— Tommy Witherspoon (@TSpoonFeed) October 20, 2014
Judge Matt Johnson replied that it takes all 12 jurors to reach a unanimous verdict.
— Tommy Witherspoon (@TSpoonFeed) October 20, 2014
5) Most apocalyptic of all though was the revelation of the true face of evil this week. Few people probably remember it, but one of the weirdest and distressingly stupidest moments of the lieutenant governor primary was the sudden emergence of cat GIFs and BuzzFeed-style political ads.
Well, now we have an extensive profile in Bloomberg about the man who introduced Dan Patrick to the Internet Culture. His name is Vincent Harris and he’s a 20-something Austin millennial religious fundamentalist who listens to Lana Del Rey in his BMW while doing 95 on the toll road, man, and is totally on a Paleo diet. #YOLO. He’s getting rich making Ted Cruz and Mitch McConnell cool for the Yo set. He’s explaining BuzzFeed to Dan Patrick.

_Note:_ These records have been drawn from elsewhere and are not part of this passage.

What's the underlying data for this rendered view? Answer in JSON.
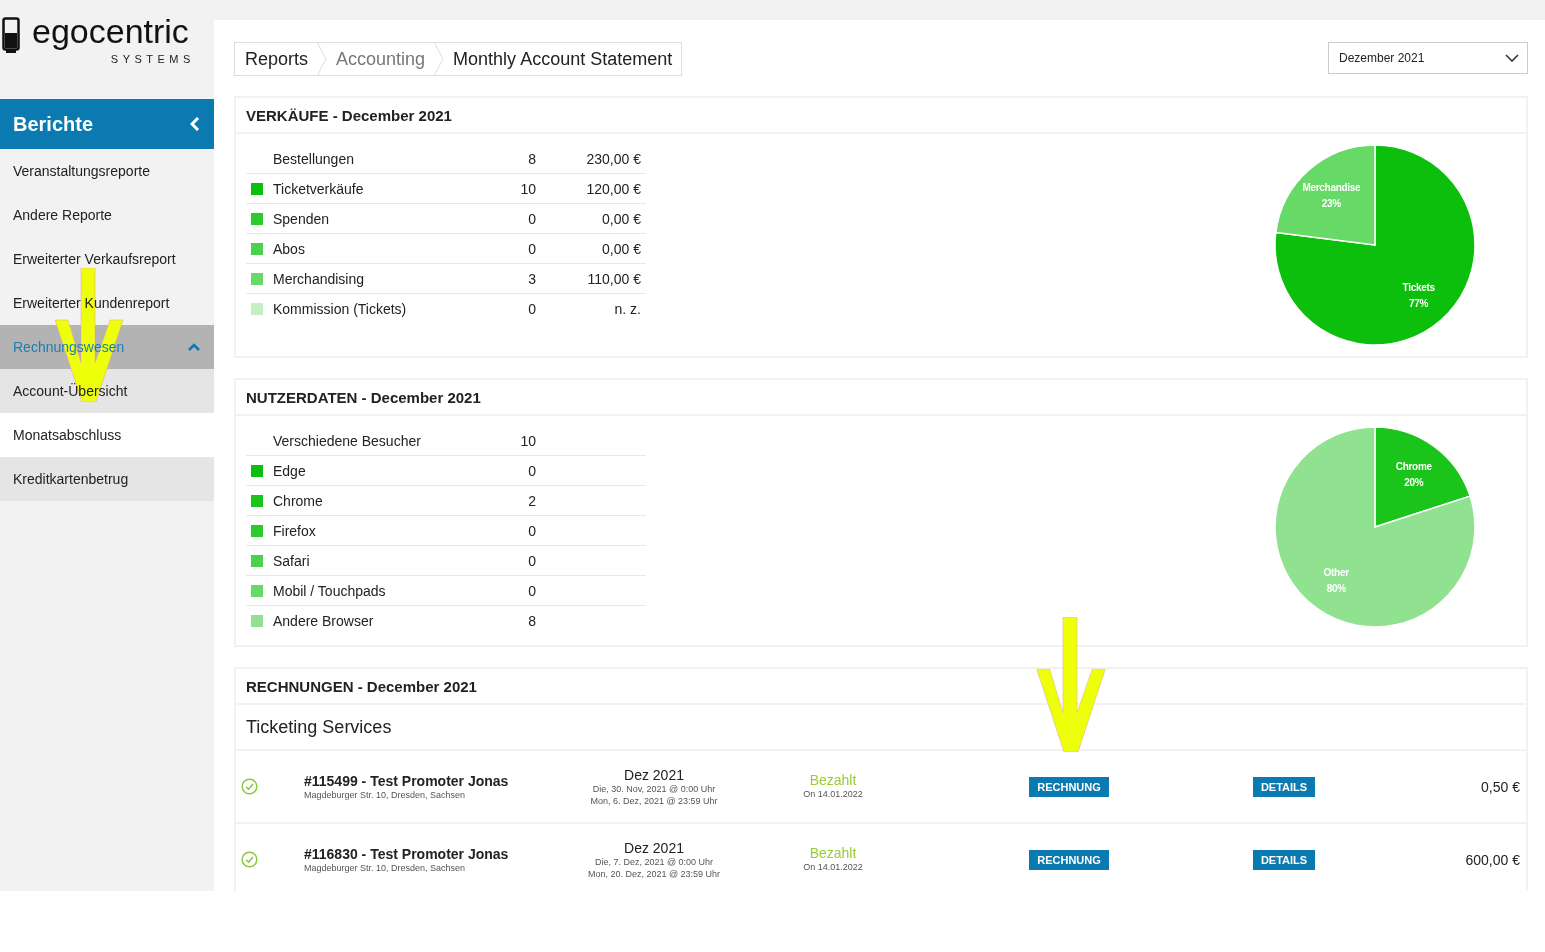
{
  "logo": {
    "name": "egocentric",
    "tagline": "SYSTEMS"
  },
  "sidebar": {
    "title": "Berichte",
    "items": [
      {
        "label": "Veranstaltungsreporte",
        "selected": false
      },
      {
        "label": "Andere Reporte",
        "selected": false
      },
      {
        "label": "Erweiterter Verkaufsreport",
        "selected": false
      },
      {
        "label": "Erweiterter Kundenreport",
        "selected": false
      },
      {
        "label": "Rechnungswesen",
        "selected": false,
        "expanded": true,
        "children": [
          {
            "label": "Account-Übersicht",
            "selected": false
          },
          {
            "label": "Monatsabschluss",
            "selected": true
          },
          {
            "label": "Kreditkartenbetrug",
            "selected": false
          }
        ]
      }
    ]
  },
  "breadcrumb": [
    {
      "label": "Reports",
      "kind": "link"
    },
    {
      "label": "Accounting",
      "kind": "muted"
    },
    {
      "label": "Monthly Account Statement",
      "kind": "current"
    }
  ],
  "month_select": {
    "value": "Dezember 2021"
  },
  "sales": {
    "title": "VERKÄUFE - December 2021",
    "rows": [
      {
        "label": "Bestellungen",
        "count": "8",
        "amount": "230,00 €"
      },
      {
        "label": "Ticketverkäufe",
        "count": "10",
        "amount": "120,00 €",
        "color": "#0cbf0c"
      },
      {
        "label": "Spenden",
        "count": "0",
        "amount": "0,00 €",
        "color": "#2ccb2c"
      },
      {
        "label": "Abos",
        "count": "0",
        "amount": "0,00 €",
        "color": "#4bd14b"
      },
      {
        "label": "Merchandising",
        "count": "3",
        "amount": "110,00 €",
        "color": "#66d966"
      },
      {
        "label": "Kommission (Tickets)",
        "count": "0",
        "amount": "n. z.",
        "color": "#c5efc5"
      }
    ],
    "chart_data": {
      "type": "pie",
      "categories": [
        "Tickets",
        "Merchandise"
      ],
      "values": [
        77,
        23
      ],
      "data_labels": true,
      "value_labels": [
        "77%",
        "23%"
      ]
    }
  },
  "users": {
    "title": "NUTZERDATEN - December 2021",
    "rows": [
      {
        "label": "Verschiedene Besucher",
        "count": "10"
      },
      {
        "label": "Edge",
        "count": "0",
        "color": "#0cbf0c"
      },
      {
        "label": "Chrome",
        "count": "2",
        "color": "#1ac41a"
      },
      {
        "label": "Firefox",
        "count": "0",
        "color": "#2ccb2c"
      },
      {
        "label": "Safari",
        "count": "0",
        "color": "#4bd14b"
      },
      {
        "label": "Mobil / Touchpads",
        "count": "0",
        "color": "#66d966"
      },
      {
        "label": "Andere Browser",
        "count": "8",
        "color": "#90e290"
      }
    ],
    "chart_data": {
      "type": "pie",
      "categories": [
        "Chrome",
        "Other"
      ],
      "values": [
        20,
        80
      ],
      "data_labels": true,
      "value_labels": [
        "20%",
        "80%"
      ]
    }
  },
  "invoices": {
    "title": "RECHNUNGEN - December 2021",
    "group": "Ticketing Services",
    "rows": [
      {
        "paid": true,
        "title": "#115499 - Test Promoter Jonas",
        "address": "Magdeburger Str. 10, Dresden, Sachsen",
        "period": "Dez 2021",
        "from": "Die, 30. Nov, 2021 @ 0:00 Uhr",
        "to": "Mon, 6. Dez, 2021 @ 23:59 Uhr",
        "status": "Bezahlt",
        "status_date": "On 14.01.2022",
        "invoice_button": "RECHNUNG",
        "details_button": "DETAILS",
        "amount": "0,50 €"
      },
      {
        "paid": true,
        "title": "#116830 - Test Promoter Jonas",
        "address": "Magdeburger Str. 10, Dresden, Sachsen",
        "period": "Dez 2021",
        "from": "Die, 7. Dez, 2021 @ 0:00 Uhr",
        "to": "Mon, 20. Dez, 2021 @ 23:59 Uhr",
        "status": "Bezahlt",
        "status_date": "On 14.01.2022",
        "invoice_button": "RECHNUNG",
        "details_button": "DETAILS",
        "amount": "600,00 €"
      }
    ]
  }
}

In August 2013, trying to build support for Texas State Senator Dan Patrick as Patrick aimed to knock off David Dewhurst, still the lieutenant governor, in the GOP primary, Harris conjured up the idea of a BuzzFeed spoof that used the Internet’s most popular animal diversions to castigate Dewhurst for not stopping State Senator Wendy Davis’ legendary filibuster against an anti-abortion measure. Patrick, who was initially nervous about whether such an approach would diminish him, was persuaded by Harris to take a gamble that ended up drawing copious press coverage and more than doubled his social media following.
“When he laid that out last August, I didn’t know what BuzzFeed was, I didn’t know what a gif was,” says Patrick, 64. “DewFeed was one of many things we did over the last 14 months. It wasn’t a game changer. It didn’t decide the election. Did it help? I think so. It’s hard to know.”
Dan Patrick, talk-radio show guy who once had a vasectomy performed on the air and was filmed shirtless while Houston Oilers cheerleaders painted him in blue, thought maybe it was maybe going too far. LOL. OMG. What’s next? Patrick’s plan to hike the sales tax explained with a Buzzfeed quiz? Patrick’s latest tete-a-tete with God over legislation disseminated via Snapchat?
And Harris isn’t done. He’s got a whole generation of bright minds working at his downtown office using their talents to turn complex geopolitical machinations and weighty electoral choices into trivial memes:
In one corner, a young woman ponders how to turn a remark over the weekend by Iranian president Hassan Rouhani in support of Hamas and Hezbollah into a gif that will help drive traffic to an advocacy group’s Facebook page. Nearby, a co-worker puts the finishing touches on a classic Concentration-style game in which each matching pair of cards offers a way Alison Lundergan Grimes agrees with President Obama.
When fascism comes to America it will be wearing a .